***** SOURCE DATA

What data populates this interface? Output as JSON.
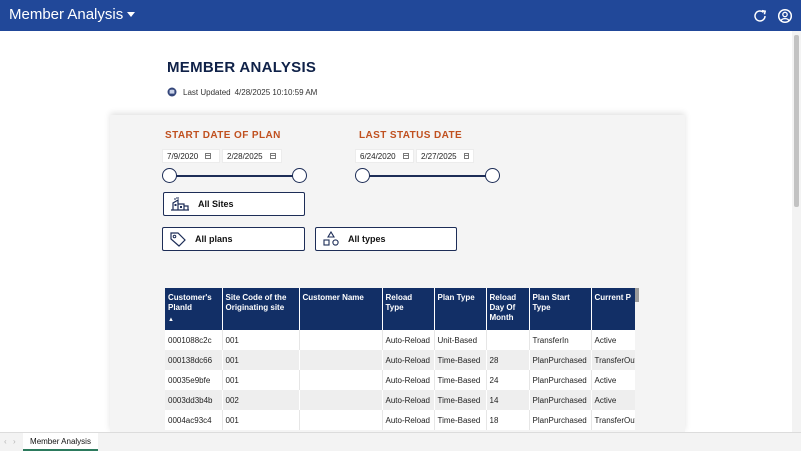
{
  "app": {
    "title": "Member Analysis"
  },
  "header": {
    "title": "MEMBER ANALYSIS",
    "last_updated_label": "Last Updated",
    "last_updated_value": "4/28/2025 10:10:59 AM"
  },
  "filters": {
    "start_date": {
      "title": "START DATE OF PLAN",
      "from": "7/9/2020",
      "to": "2/28/2025"
    },
    "last_status": {
      "title": "LAST STATUS DATE",
      "from": "6/24/2020",
      "to": "2/27/2025"
    },
    "sites_label": "All Sites",
    "plans_label": "All plans",
    "types_label": "All types"
  },
  "table": {
    "columns": [
      "Customer's PlanId",
      "Site Code of the Originating site",
      "Customer Name",
      "Reload Type",
      "Plan Type",
      "Reload Day Of Month",
      "Plan Start Type",
      "Current P"
    ],
    "sort_indicator": "▲",
    "rows": [
      [
        "0001088c2c",
        "001",
        "",
        "Auto-Reload",
        "Unit-Based",
        "",
        "TransferIn",
        "Active"
      ],
      [
        "000138dc66",
        "001",
        "",
        "Auto-Reload",
        "Time-Based",
        "28",
        "PlanPurchased",
        "TransferOut"
      ],
      [
        "00035e9bfe",
        "001",
        "",
        "Auto-Reload",
        "Time-Based",
        "24",
        "PlanPurchased",
        "Active"
      ],
      [
        "0003dd3b4b",
        "002",
        "",
        "Auto-Reload",
        "Time-Based",
        "14",
        "PlanPurchased",
        "Active"
      ],
      [
        "0004ac93c4",
        "001",
        "",
        "Auto-Reload",
        "Time-Based",
        "18",
        "PlanPurchased",
        "TransferOut"
      ]
    ]
  },
  "tabs": [
    {
      "label": "Member Analysis"
    }
  ],
  "colors": {
    "topbar": "#214899",
    "accent_orange": "#c0501f",
    "table_header": "#122f66",
    "active_tab_underline": "#2c7a5d"
  }
}
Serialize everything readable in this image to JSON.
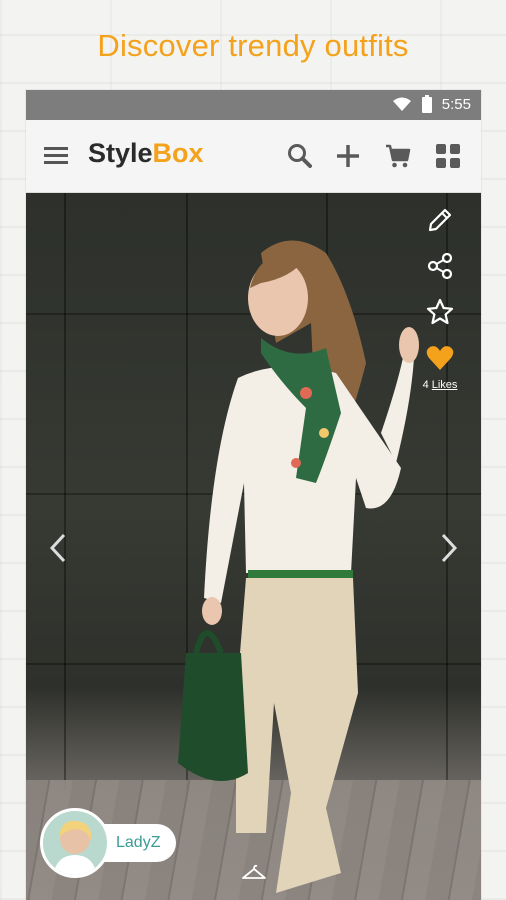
{
  "headline": "Discover trendy outfits",
  "status": {
    "time": "5:55"
  },
  "app": {
    "brand_prefix": "Style",
    "brand_suffix": "Box"
  },
  "actions": {
    "icons": [
      "menu-icon",
      "search-icon",
      "plus-icon",
      "cart-icon",
      "grid-icon"
    ]
  },
  "post": {
    "likes_count": "4",
    "likes_label": "Likes",
    "user_name": "LadyZ"
  },
  "colors": {
    "accent": "#f4a21b",
    "statusbar": "#7d7d7d",
    "user_name": "#3a9c95"
  }
}
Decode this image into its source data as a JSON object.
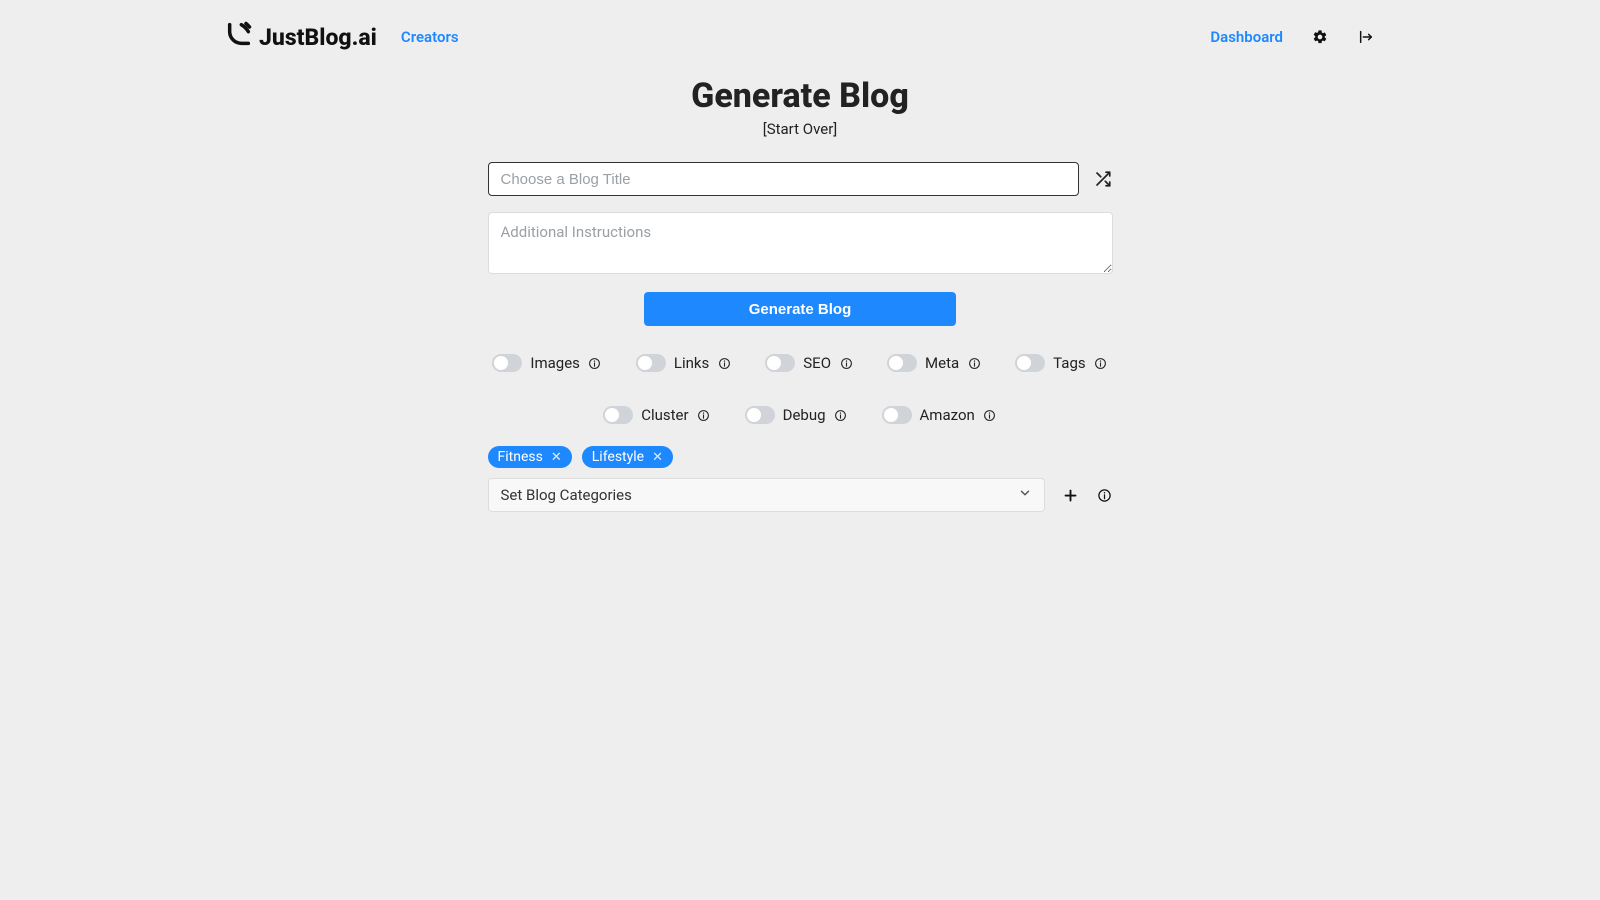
{
  "nav": {
    "brand": "JustBlog.ai",
    "creators": "Creators",
    "dashboard": "Dashboard"
  },
  "main": {
    "title": "Generate Blog",
    "start_over": "[Start Over]",
    "title_placeholder": "Choose a Blog Title",
    "instructions_placeholder": "Additional Instructions",
    "generate_label": "Generate Blog"
  },
  "switches_row1": [
    {
      "label": "Images"
    },
    {
      "label": "Links"
    },
    {
      "label": "SEO"
    },
    {
      "label": "Meta"
    },
    {
      "label": "Tags"
    }
  ],
  "switches_row2": [
    {
      "label": "Cluster"
    },
    {
      "label": "Debug"
    },
    {
      "label": "Amazon"
    }
  ],
  "tags": [
    "Fitness",
    "Lifestyle"
  ],
  "categories": {
    "placeholder": "Set Blog Categories"
  }
}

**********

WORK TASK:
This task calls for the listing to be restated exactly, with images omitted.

ANSWER FOR THIS EXERCISE:
What data populates this interface? Output as JSON.
{
  "app": {
    "title": "Member Analysis"
  },
  "header": {
    "title": "MEMBER ANALYSIS",
    "last_updated_label": "Last Updated",
    "last_updated_value": "4/28/2025 10:10:59 AM"
  },
  "filters": {
    "start_date": {
      "title": "START DATE OF PLAN",
      "from": "7/9/2020",
      "to": "2/28/2025"
    },
    "last_status": {
      "title": "LAST STATUS DATE",
      "from": "6/24/2020",
      "to": "2/27/2025"
    },
    "sites_label": "All Sites",
    "plans_label": "All plans",
    "types_label": "All types"
  },
  "table": {
    "columns": [
      "Customer's PlanId",
      "Site Code of the Originating site",
      "Customer Name",
      "Reload Type",
      "Plan Type",
      "Reload Day Of Month",
      "Plan Start Type",
      "Current P"
    ],
    "sort_indicator": "▲",
    "rows": [
      [
        "0001088c2c",
        "001",
        "",
        "Auto-Reload",
        "Unit-Based",
        "",
        "TransferIn",
        "Active"
      ],
      [
        "000138dc66",
        "001",
        "",
        "Auto-Reload",
        "Time-Based",
        "28",
        "PlanPurchased",
        "TransferOut"
      ],
      [
        "00035e9bfe",
        "001",
        "",
        "Auto-Reload",
        "Time-Based",
        "24",
        "PlanPurchased",
        "Active"
      ],
      [
        "0003dd3b4b",
        "002",
        "",
        "Auto-Reload",
        "Time-Based",
        "14",
        "PlanPurchased",
        "Active"
      ],
      [
        "0004ac93c4",
        "001",
        "",
        "Auto-Reload",
        "Time-Based",
        "18",
        "PlanPurchased",
        "TransferOut"
      ]
    ]
  },
  "tabs": [
    {
      "label": "Member Analysis"
    }
  ],
  "colors": {
    "topbar": "#214899",
    "accent_orange": "#c0501f",
    "table_header": "#122f66",
    "active_tab_underline": "#2c7a5d"
  }
}
Serialize everything readable in this image to JSON.
{
  "headline": "Discover trendy outfits",
  "status": {
    "time": "5:55"
  },
  "app": {
    "brand_prefix": "Style",
    "brand_suffix": "Box"
  },
  "actions": {
    "icons": [
      "menu-icon",
      "search-icon",
      "plus-icon",
      "cart-icon",
      "grid-icon"
    ]
  },
  "post": {
    "likes_count": "4",
    "likes_label": "Likes",
    "user_name": "LadyZ"
  },
  "colors": {
    "accent": "#f4a21b",
    "statusbar": "#7d7d7d",
    "user_name": "#3a9c95"
  }
}
Decode this image into its source data as a JSON object.
{
  "nav": {
    "brand": "JustBlog.ai",
    "creators": "Creators",
    "dashboard": "Dashboard"
  },
  "main": {
    "title": "Generate Blog",
    "start_over": "[Start Over]",
    "title_placeholder": "Choose a Blog Title",
    "instructions_placeholder": "Additional Instructions",
    "generate_label": "Generate Blog"
  },
  "switches_row1": [
    {
      "label": "Images"
    },
    {
      "label": "Links"
    },
    {
      "label": "SEO"
    },
    {
      "label": "Meta"
    },
    {
      "label": "Tags"
    }
  ],
  "switches_row2": [
    {
      "label": "Cluster"
    },
    {
      "label": "Debug"
    },
    {
      "label": "Amazon"
    }
  ],
  "tags": [
    "Fitness",
    "Lifestyle"
  ],
  "categories": {
    "placeholder": "Set Blog Categories"
  }
}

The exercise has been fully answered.